So let’s check worldwide sugar consumptions:
Genetics will determine how effective you can transform food into building materials for your body. People who originate from areas where starvation was quite common (Africa, Europe) tend to get more calories from their food. So if they get enough food, their bodies will start to build fat reserves. Europe has sugar-rich diets so they develop more fat, which includes fat tissue in the breasts. Starvation is still a problem in Africa, though. Then again, their diets generally have a lot less sugars.
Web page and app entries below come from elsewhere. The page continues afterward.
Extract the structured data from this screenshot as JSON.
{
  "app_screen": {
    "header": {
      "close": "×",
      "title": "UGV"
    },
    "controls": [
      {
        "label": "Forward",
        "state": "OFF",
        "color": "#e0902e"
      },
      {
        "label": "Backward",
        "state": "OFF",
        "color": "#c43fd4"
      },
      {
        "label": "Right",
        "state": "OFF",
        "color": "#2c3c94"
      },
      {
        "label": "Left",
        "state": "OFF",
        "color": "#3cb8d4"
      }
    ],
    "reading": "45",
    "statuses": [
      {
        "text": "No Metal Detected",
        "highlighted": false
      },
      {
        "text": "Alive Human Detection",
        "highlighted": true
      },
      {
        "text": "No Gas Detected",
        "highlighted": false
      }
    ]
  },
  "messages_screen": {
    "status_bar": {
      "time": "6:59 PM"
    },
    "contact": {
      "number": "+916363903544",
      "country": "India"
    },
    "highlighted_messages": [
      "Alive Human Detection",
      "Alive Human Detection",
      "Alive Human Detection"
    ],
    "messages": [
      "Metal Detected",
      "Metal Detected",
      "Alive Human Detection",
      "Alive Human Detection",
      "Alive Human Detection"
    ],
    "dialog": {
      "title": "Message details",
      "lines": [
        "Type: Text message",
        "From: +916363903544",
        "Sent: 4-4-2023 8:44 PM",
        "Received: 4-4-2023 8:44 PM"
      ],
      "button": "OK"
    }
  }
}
Also important are the bacteria in your intestines. All humans have then and they’re passed on from mother to child. And sometimes from other sources. Those bacteria in your intestines will help to transform into valuable resources for the body, as long as you have the right ones. These bacteria are part of the environment that has a big influence.
Certain body types keep appearing in various families but you have to remember that certain feeding habits are also common in certain families. Changes in diet can have unexpected effects. For example, people who start a vegan diet generally lose weight as the amount of fat tissue is reduced. And the people in the Netherlands were reasonably short to average length before WWII. But after WWII they started eating more sugars in their diets (and more junk food) and the Dutch are about one of the tallest people these days. Genetics? Or diet?